Who is liable if you slip on a tennis court? That was the question asked of the Court of Session in the case of Glennie v University Court of the University of Aberdeen. Mr Glennie was playing tennis on a court owned by the university. It was rented to King's College Tennis Club where Mr Glennie was a member. He was preparing to play a backhand shot when his left foot slipped from under him. He broke his ankle and was taken to hospital.

The Occupiers Liability (Scotland) Act 1960 applied to this case. Both parties agreed that if there was moss on the playing area of the court in sufficient quantity and density to cause a player to slip, that would constitute a danger under the 1960 Act. They also agreed that if the Pursuer did hurt himself by slipping on such a dangerous amount or density of moss, the university would be liable. It was accepted by the university that if the moss was in such a state, they should have identified that danger by inspecting the court and either remove the moss or close the court to prevent players being exposed to it.

The court had to assess the witness accounts of the extent of the moss on the court and whether that did cause the accident. The court heard evidence from a number of witnesses and saw photographs taken from around the time of the accident. There were varying accounts of the area covered in moss and identity of that moss. There were also varying accounts of where exactly on the court the pursuer fell. As with many cases, the evidence was heard so long after the accident itself, it is difficult for witnesses to have a clear memory of the details of the accident.

The court also heard evidence about inspections of the tennis court, which were carried out daily by the groundsman. He carried out an inspection every morning prior to the tennis club opening. His evidence was that he had a gentle run across the courts every morning to check how slippery they were.

Ultimately, the judge came to the decision that the tennis courts were, by their very nature, slippery, even astraturf courts such as the one in question. To establish liability, Mr Glennie would have to have established that the moss covered a sufficient area or was sufficiently dense that it constituted a danger. As it was, Mr Glennie failed to prove that there was moss on the area where he fell, nor that he slipped on it. Given this, he failed to prove his case.
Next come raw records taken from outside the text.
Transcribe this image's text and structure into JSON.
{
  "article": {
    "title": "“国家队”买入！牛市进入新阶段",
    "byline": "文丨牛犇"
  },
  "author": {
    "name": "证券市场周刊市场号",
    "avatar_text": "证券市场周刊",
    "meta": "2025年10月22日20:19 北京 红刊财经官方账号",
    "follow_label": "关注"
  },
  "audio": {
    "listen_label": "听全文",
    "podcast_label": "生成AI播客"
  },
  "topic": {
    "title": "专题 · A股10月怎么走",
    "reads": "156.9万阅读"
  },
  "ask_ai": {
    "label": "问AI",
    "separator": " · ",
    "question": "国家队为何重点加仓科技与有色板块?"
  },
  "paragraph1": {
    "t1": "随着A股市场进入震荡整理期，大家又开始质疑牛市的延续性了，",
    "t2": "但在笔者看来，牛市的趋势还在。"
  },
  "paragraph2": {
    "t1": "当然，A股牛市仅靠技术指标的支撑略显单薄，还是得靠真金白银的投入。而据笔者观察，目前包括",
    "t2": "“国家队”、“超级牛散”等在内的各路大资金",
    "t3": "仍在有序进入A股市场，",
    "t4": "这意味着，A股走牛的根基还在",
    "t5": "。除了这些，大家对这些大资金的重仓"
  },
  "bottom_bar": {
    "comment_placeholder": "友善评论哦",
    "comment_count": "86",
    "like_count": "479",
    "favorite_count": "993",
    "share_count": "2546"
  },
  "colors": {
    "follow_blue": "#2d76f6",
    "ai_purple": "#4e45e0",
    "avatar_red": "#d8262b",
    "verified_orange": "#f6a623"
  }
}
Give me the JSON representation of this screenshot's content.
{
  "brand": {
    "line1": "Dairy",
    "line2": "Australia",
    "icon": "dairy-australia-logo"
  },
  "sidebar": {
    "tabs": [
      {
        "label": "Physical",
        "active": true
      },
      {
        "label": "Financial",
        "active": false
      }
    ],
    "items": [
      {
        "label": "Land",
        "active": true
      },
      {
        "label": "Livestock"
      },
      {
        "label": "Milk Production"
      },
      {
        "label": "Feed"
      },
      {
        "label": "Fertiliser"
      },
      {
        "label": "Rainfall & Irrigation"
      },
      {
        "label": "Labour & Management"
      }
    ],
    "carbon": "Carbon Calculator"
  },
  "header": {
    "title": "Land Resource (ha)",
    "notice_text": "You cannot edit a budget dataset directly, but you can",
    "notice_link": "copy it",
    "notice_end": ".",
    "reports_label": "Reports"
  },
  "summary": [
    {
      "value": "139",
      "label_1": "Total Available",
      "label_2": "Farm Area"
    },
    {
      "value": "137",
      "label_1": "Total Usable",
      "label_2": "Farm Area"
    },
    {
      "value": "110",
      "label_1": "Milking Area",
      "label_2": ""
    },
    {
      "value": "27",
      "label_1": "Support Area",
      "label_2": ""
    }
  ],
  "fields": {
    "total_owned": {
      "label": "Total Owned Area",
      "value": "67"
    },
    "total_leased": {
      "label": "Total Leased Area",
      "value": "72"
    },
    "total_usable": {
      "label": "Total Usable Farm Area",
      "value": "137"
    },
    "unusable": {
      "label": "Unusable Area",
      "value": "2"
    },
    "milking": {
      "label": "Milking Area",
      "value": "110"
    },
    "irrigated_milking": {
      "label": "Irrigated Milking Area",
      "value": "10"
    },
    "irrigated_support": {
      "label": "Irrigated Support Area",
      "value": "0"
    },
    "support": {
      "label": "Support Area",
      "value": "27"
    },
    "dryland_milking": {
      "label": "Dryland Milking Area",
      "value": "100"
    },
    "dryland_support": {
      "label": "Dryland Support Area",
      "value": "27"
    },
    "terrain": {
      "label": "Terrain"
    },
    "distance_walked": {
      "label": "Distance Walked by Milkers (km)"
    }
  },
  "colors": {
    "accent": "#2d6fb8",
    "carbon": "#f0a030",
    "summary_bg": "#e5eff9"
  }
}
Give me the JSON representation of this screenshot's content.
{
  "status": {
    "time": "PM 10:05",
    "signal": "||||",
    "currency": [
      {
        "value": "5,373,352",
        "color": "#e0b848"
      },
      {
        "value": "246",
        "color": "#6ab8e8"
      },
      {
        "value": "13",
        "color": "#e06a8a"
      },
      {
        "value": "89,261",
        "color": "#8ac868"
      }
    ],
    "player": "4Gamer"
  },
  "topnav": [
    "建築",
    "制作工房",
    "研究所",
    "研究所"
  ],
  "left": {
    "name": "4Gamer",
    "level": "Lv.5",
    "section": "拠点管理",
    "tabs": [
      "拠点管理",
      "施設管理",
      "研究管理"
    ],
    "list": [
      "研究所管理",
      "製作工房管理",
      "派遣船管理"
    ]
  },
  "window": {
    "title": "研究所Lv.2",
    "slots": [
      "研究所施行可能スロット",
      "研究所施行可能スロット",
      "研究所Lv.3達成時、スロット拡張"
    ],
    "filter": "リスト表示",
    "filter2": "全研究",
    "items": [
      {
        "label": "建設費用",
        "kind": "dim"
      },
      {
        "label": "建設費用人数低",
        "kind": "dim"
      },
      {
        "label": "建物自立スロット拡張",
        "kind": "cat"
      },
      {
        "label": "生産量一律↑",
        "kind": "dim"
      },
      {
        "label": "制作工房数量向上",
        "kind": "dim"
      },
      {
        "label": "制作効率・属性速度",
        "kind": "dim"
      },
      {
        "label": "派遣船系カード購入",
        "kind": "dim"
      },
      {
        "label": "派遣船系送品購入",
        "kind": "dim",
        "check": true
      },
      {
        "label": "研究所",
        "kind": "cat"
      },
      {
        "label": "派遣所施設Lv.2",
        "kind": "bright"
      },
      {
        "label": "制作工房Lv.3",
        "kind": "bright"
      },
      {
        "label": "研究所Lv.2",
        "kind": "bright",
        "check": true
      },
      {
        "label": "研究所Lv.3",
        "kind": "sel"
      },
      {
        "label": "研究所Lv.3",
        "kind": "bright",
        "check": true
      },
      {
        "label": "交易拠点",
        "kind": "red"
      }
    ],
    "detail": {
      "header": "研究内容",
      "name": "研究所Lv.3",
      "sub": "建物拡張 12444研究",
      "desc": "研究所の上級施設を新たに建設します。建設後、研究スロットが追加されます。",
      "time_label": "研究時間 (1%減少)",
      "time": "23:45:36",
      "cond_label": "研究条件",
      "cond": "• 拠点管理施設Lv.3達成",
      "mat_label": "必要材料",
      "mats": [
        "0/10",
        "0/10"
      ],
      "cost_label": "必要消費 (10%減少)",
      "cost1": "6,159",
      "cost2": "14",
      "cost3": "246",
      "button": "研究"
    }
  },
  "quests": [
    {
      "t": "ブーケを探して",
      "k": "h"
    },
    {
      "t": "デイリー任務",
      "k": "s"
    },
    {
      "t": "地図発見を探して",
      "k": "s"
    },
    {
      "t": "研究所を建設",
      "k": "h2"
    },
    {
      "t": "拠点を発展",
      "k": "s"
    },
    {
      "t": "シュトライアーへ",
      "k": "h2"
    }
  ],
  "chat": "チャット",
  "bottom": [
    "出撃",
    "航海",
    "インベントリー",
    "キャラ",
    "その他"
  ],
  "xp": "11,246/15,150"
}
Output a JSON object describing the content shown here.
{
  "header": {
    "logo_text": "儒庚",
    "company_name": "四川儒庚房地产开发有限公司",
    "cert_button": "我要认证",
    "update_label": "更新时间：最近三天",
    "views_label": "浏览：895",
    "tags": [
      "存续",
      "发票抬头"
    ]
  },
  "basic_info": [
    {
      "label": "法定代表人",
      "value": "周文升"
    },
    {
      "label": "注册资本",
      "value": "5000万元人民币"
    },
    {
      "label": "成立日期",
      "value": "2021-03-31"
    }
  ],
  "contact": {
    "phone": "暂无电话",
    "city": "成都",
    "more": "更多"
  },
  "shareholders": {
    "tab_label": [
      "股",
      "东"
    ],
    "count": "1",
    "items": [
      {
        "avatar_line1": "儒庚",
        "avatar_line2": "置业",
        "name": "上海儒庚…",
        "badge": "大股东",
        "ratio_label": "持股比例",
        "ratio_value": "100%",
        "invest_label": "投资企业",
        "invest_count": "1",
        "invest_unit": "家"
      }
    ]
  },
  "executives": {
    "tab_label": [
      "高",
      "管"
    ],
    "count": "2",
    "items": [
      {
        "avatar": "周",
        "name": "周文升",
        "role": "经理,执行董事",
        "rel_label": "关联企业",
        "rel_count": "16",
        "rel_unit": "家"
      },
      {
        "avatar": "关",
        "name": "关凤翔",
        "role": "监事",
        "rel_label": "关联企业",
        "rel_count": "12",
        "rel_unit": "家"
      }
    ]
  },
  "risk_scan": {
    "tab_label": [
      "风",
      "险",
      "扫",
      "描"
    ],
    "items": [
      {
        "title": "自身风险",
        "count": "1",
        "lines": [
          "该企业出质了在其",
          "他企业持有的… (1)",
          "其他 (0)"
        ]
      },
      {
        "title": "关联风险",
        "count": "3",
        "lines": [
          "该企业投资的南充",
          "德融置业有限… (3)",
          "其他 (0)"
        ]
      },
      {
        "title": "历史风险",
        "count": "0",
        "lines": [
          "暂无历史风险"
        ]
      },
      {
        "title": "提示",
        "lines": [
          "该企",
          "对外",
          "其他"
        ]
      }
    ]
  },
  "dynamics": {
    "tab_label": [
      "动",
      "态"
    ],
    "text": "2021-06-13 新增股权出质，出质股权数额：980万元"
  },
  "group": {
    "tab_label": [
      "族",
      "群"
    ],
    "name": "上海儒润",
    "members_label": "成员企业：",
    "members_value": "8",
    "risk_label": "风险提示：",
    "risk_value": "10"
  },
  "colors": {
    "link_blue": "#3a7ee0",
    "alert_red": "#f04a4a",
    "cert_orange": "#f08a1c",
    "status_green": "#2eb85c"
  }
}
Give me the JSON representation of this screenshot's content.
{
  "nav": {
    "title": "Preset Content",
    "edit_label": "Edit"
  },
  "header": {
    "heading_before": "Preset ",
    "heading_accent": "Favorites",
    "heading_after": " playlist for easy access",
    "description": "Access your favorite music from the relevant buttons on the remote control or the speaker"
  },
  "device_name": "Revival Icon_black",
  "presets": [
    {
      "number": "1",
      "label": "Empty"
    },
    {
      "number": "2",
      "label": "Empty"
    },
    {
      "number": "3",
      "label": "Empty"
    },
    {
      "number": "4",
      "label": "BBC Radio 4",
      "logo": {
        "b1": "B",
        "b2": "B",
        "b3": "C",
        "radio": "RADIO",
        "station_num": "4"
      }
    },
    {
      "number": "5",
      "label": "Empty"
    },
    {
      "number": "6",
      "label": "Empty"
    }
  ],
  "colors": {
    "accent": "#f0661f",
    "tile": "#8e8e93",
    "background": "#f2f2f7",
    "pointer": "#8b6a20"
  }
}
What lessons can be learned by tennis clubs in relation to this accident? It is important to carry out an inspection of the tennis courts prior to them opening. If there is moss, or other obstacles, which cause a danger on the tennis court then the obstacle(s) should either be removed or the courts closed. In this case, there was very good evidence about the daily inspections that were carried out. If an accident does happen, it would be sensible to take photos immediately after it, so that there can be little dispute as to the state of the court at the time of the accident. In the present case, there were various photos available but not all photographs which had been taken after the accident had been retained and were produced in evidence. It was also unclear where exactly on the court the accident had happened.